Provided data =
---+---

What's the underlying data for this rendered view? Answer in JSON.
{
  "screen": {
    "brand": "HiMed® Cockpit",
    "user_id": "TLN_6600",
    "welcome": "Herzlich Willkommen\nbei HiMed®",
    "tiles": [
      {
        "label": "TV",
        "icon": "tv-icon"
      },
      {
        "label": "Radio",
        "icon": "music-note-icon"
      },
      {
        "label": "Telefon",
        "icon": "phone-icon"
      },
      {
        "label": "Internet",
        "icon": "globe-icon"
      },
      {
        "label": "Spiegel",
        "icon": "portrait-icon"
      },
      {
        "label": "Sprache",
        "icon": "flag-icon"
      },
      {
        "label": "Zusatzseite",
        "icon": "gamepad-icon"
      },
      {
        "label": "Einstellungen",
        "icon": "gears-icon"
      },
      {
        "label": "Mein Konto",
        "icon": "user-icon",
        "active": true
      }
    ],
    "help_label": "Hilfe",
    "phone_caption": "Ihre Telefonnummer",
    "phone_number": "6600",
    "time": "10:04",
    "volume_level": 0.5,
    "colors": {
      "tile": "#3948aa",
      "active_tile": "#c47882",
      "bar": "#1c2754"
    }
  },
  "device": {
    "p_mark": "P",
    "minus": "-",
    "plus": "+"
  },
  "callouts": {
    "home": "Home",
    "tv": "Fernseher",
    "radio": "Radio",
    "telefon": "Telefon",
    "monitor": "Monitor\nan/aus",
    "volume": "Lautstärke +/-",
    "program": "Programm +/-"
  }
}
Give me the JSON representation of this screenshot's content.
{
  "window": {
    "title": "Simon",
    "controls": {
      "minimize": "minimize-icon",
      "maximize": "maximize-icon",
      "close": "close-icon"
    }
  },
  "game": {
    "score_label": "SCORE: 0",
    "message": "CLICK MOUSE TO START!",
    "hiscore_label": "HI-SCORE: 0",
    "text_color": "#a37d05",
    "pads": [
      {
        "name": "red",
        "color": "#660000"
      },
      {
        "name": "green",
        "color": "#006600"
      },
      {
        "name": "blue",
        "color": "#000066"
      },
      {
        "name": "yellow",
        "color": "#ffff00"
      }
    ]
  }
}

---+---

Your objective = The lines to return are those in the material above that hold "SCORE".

Finished task =
    "score_label": "SCORE: 0",
    "hiscore_label": "HI-SCORE: 0",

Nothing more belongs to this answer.